■ WHAT IS EXPECTED ■
Please repeat, exactly as they stand, the line containing "Read all visible content and emit it as JSON." and the lines after it through the final line of the listing below, minus pictures.
====== INPUT RECORDS
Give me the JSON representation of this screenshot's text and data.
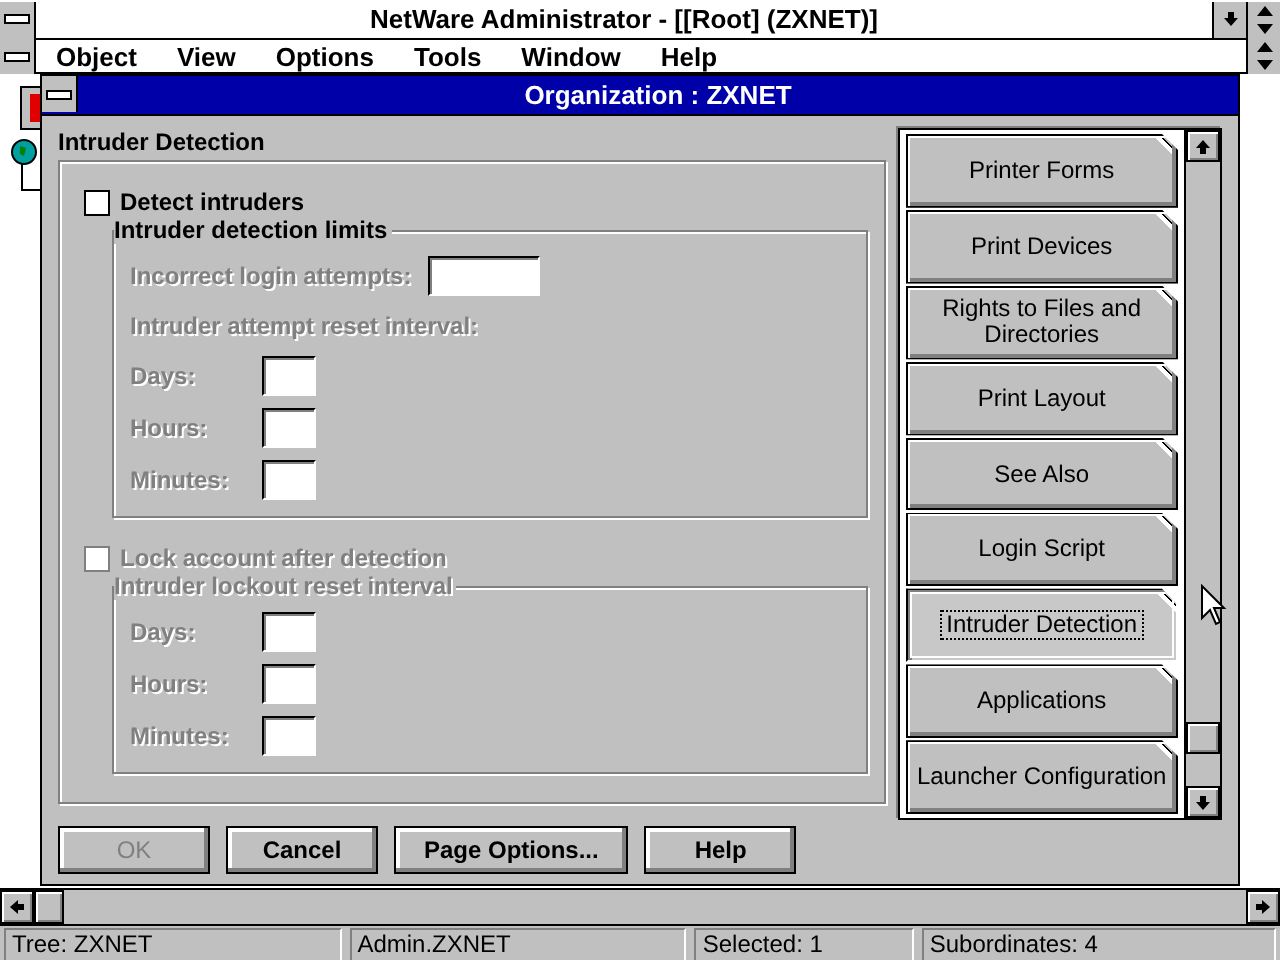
{
  "app_window": {
    "title": "NetWare Administrator - [[Root] (ZXNET)]"
  },
  "menu": [
    {
      "label": "Object"
    },
    {
      "label": "View"
    },
    {
      "label": "Options"
    },
    {
      "label": "Tools"
    },
    {
      "label": "Window"
    },
    {
      "label": "Help"
    }
  ],
  "dialog": {
    "title": "Organization : ZXNET",
    "page_title": "Intruder Detection",
    "detect": {
      "label": "Detect intruders",
      "checked": false,
      "disabled": false
    },
    "limits_group": {
      "title": "Intruder detection limits",
      "disabled": false,
      "rows": [
        {
          "kind": "wide_field",
          "label": "Incorrect login attempts:",
          "disabled": true
        },
        {
          "kind": "caption",
          "label": "Intruder attempt reset interval:",
          "disabled": true
        },
        {
          "kind": "field",
          "label": "Days:",
          "disabled": true
        },
        {
          "kind": "field",
          "label": "Hours:",
          "disabled": true
        },
        {
          "kind": "field",
          "label": "Minutes:",
          "disabled": true
        }
      ]
    },
    "lock": {
      "label": "Lock account after detection",
      "checked": false,
      "disabled": true
    },
    "lockout_group": {
      "title": "Intruder lockout reset interval",
      "disabled": true,
      "rows": [
        {
          "kind": "field",
          "label": "Days:",
          "disabled": true
        },
        {
          "kind": "field",
          "label": "Hours:",
          "disabled": true
        },
        {
          "kind": "field",
          "label": "Minutes:",
          "disabled": true
        }
      ]
    },
    "buttons": [
      {
        "label": "OK",
        "disabled": true
      },
      {
        "label": "Cancel",
        "disabled": false
      },
      {
        "label": "Page Options...",
        "disabled": false
      },
      {
        "label": "Help",
        "disabled": false
      }
    ],
    "pages": [
      {
        "label": "Printer Forms",
        "selected": false
      },
      {
        "label": "Print Devices",
        "selected": false
      },
      {
        "label": "Rights to Files and Directories",
        "selected": false
      },
      {
        "label": "Print Layout",
        "selected": false
      },
      {
        "label": "See Also",
        "selected": false
      },
      {
        "label": "Login Script",
        "selected": false
      },
      {
        "label": "Intruder Detection",
        "selected": true
      },
      {
        "label": "Applications",
        "selected": false
      },
      {
        "label": "Launcher Configuration",
        "selected": false
      }
    ]
  },
  "status_bar": [
    {
      "text": "Tree: ZXNET"
    },
    {
      "text": "Admin.ZXNET"
    },
    {
      "text": "Selected: 1"
    },
    {
      "text": "Subordinates: 4"
    }
  ]
}
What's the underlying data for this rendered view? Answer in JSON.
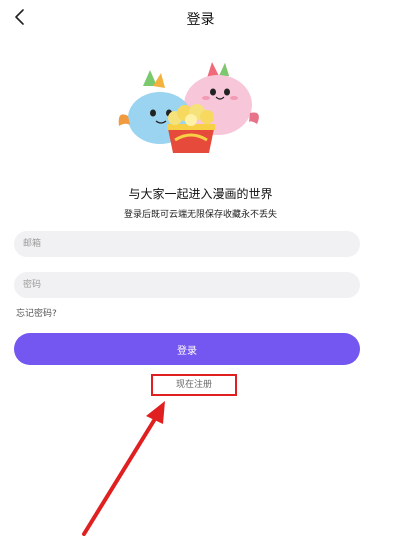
{
  "header": {
    "title": "登录",
    "back_icon": "chevron-left-icon"
  },
  "illustration": {
    "icon": "mascot-popcorn-illustration"
  },
  "intro": {
    "tagline": "与大家一起进入漫画的世界",
    "subline": "登录后既可云端无限保存收藏永不丢失"
  },
  "form": {
    "email_placeholder": "邮箱",
    "password_placeholder": "密码",
    "forgot_label": "忘记密码?",
    "login_label": "登录",
    "register_label": "现在注册"
  },
  "annotation": {
    "highlight_color": "#e02020"
  },
  "colors": {
    "primary": "#7456f0",
    "field_bg": "#f1f1f3"
  }
}
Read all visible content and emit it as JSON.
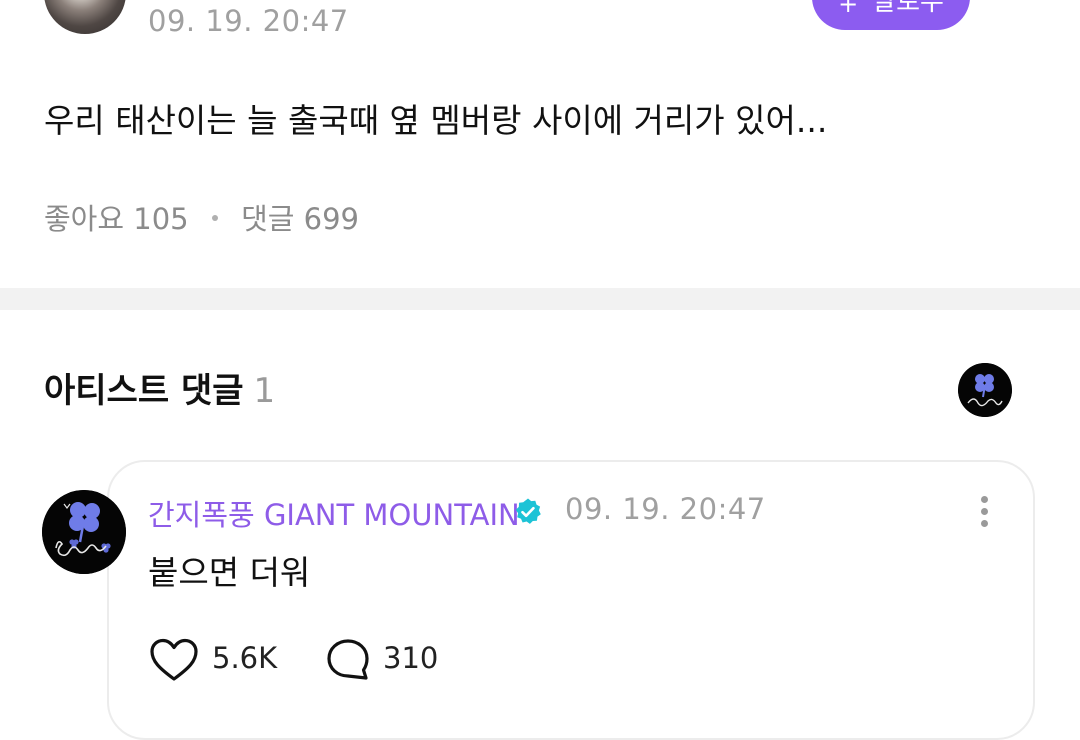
{
  "post": {
    "time": "09. 19. 20:47",
    "follow_label": "팔로우",
    "follow_icon": "plus-icon",
    "body": "우리 태산이는 늘 출국때 옆 멤버랑 사이에 거리가 있어...",
    "likes_label": "좋아요",
    "likes_count": "105",
    "comments_label": "댓글",
    "comments_count": "699"
  },
  "artist_comments": {
    "title": "아티스트 댓글",
    "count": "1"
  },
  "comment": {
    "author": "간지폭풍 GIANT MOUNTAIN",
    "verified_icon": "verified-badge-icon",
    "time": "09. 19. 20:47",
    "text": "붙으면 더워",
    "like_count": "5.6K",
    "reply_count": "310"
  },
  "colors": {
    "accent": "#8c5cf0",
    "author_name": "#8e5ce8",
    "verified": "#1dc3d6",
    "muted_text": "#a0a0a0",
    "divider": "#f2f2f2"
  }
}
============
■ TASK SOLUTION ■
Read all visible content and emit it as JSON.
{
  "post": {
    "time": "09. 19. 20:47",
    "follow_label": "팔로우",
    "follow_icon": "plus-icon",
    "body": "우리 태산이는 늘 출국때 옆 멤버랑 사이에 거리가 있어...",
    "likes_label": "좋아요",
    "likes_count": "105",
    "comments_label": "댓글",
    "comments_count": "699"
  },
  "artist_comments": {
    "title": "아티스트 댓글",
    "count": "1"
  },
  "comment": {
    "author": "간지폭풍 GIANT MOUNTAIN",
    "verified_icon": "verified-badge-icon",
    "time": "09. 19. 20:47",
    "text": "붙으면 더워",
    "like_count": "5.6K",
    "reply_count": "310"
  },
  "colors": {
    "accent": "#8c5cf0",
    "author_name": "#8e5ce8",
    "verified": "#1dc3d6",
    "muted_text": "#a0a0a0",
    "divider": "#f2f2f2"
  }
}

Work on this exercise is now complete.